In an interview with Business Insider, she revealed how she approaches video calls, and the strategies she uses to build and maintain relationships with business partners virtually.
Embrace the virtual after-work get together
It’s hard to build a rapport over video calls. Prioritize casual after-work calls with colleagues and business partners — they are the perfect chance to talk away from the pressures of tight deadlines. “You never know, that ten-minute catch up might make all the difference later on down the line,” Stephens said.
Find the time for informal chats during the day to encourage ideas

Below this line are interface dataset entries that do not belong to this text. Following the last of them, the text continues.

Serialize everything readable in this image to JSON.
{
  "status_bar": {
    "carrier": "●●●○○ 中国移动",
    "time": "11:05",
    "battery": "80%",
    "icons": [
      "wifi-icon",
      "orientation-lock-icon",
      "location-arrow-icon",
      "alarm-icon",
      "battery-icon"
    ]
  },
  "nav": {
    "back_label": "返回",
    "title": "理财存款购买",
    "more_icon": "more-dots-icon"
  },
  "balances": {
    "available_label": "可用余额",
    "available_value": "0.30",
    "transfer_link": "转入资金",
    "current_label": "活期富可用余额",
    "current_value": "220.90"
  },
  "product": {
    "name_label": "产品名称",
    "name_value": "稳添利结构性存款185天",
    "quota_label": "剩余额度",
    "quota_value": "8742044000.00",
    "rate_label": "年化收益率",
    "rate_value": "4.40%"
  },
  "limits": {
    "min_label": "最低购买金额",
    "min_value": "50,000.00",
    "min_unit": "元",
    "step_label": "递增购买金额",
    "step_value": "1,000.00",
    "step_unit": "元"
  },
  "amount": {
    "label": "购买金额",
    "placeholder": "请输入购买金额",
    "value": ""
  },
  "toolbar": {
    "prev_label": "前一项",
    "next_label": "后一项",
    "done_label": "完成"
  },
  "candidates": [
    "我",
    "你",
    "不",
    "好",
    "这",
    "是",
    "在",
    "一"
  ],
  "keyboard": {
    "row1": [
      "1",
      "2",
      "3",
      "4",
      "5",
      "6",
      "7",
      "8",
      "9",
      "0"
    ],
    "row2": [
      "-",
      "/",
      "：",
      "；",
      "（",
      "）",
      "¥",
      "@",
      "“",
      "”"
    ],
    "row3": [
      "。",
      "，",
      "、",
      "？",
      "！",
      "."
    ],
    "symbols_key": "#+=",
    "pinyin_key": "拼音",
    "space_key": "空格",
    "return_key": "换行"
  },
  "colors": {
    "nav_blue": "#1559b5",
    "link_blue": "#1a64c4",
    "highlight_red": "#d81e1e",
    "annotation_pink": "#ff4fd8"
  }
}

Lockdown taught us how valuable ‘dead time’ actually is. We used to read the news and mentally prepare for the day on our commutes, or have informal hallway chats to build connections and spot opportunities for collaborations. These shouldn’t end now that we’re working remotely.
“Informal discussions with colleagues, from different teams, often provide that all important spark of inspiration that you might never have considered before,” she said. Find time to connect with colleagues you don’t usually talk to. There are many ways to do this, including organizing virtual lunch dates, Stephens said.
Reschedule online meetings if you need to unwind
Staring at the screen hour after hour with no break between meetings is a strain. And while spending entire working days behind a screen has become essential for some, you should “take a moment between calls to collect yourself so that you can attend each of them with the same presence and focus as you would a face-to-face meeting,” Stephens said.
If you lack the energy to bring your best to a call, ask yourself: “Is now the right time to be holding it?” And if not, just move the meeting. Attendees will understand: We all deserve breaks.
If you’re speaking to colleagues abroad, get to know their local area
Stephens said that the benefits of face-to-face meetings with overseas colleagues are many, including seeing where people live, experiencing their culture, and learning the local business protocol. This can help build an understanding that can be the difference between success and failure.
Managers should use their unused travel time to educate themselves about the different cultures of their partners, she said. For example, she suggested reading the local news and even picking up the odd phrase in a different language — “it will pay off in the long term.”
Find common ground early
Stephens suggested starting virtual conversations with a new contact by speaking about a common area of interest. Next time, follow-up about the same topic — spend time exploring common goals and strategies so you can learn from each other.
She said every individual, firm, or client goes through four phases in response to a shock: react, resilience, reactivate, and reimagine. Depending on the stage they are, she changes her approach for different teams and clients to build trust.
Build on existing relationships wherever possible
Building a relationship from the ground up without face-to-face meetings can be very difficult. So wherever possible, build on existing relationships.
Maintaining contacts, and keeping in touch with current partners, is key to the success of a global company, Stephens said. And you can then ask those contacts to introduce you to other people — when you meet them, it will be easier to connect.